RECORDS FOR THE EXERCISE START

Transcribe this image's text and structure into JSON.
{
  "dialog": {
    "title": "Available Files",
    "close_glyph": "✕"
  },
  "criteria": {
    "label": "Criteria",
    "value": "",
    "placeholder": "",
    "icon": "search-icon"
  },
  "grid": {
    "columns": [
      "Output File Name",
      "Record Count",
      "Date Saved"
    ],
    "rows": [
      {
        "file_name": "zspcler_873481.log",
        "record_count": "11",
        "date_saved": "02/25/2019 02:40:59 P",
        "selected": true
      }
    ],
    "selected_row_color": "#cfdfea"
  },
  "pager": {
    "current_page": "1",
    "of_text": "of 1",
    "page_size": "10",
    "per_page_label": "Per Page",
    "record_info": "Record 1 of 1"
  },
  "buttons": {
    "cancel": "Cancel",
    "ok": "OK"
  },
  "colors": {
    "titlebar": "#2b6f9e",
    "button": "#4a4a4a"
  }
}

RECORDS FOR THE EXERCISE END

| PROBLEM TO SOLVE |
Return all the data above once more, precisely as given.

| EXERCISE RESULT |
Transcribe this image's text and structure into JSON.
{
  "dialog": {
    "title": "Available Files",
    "close_glyph": "✕"
  },
  "criteria": {
    "label": "Criteria",
    "value": "",
    "placeholder": "",
    "icon": "search-icon"
  },
  "grid": {
    "columns": [
      "Output File Name",
      "Record Count",
      "Date Saved"
    ],
    "rows": [
      {
        "file_name": "zspcler_873481.log",
        "record_count": "11",
        "date_saved": "02/25/2019 02:40:59 P",
        "selected": true
      }
    ],
    "selected_row_color": "#cfdfea"
  },
  "pager": {
    "current_page": "1",
    "of_text": "of 1",
    "page_size": "10",
    "per_page_label": "Per Page",
    "record_info": "Record 1 of 1"
  },
  "buttons": {
    "cancel": "Cancel",
    "ok": "OK"
  },
  "colors": {
    "titlebar": "#2b6f9e",
    "button": "#4a4a4a"
  }
}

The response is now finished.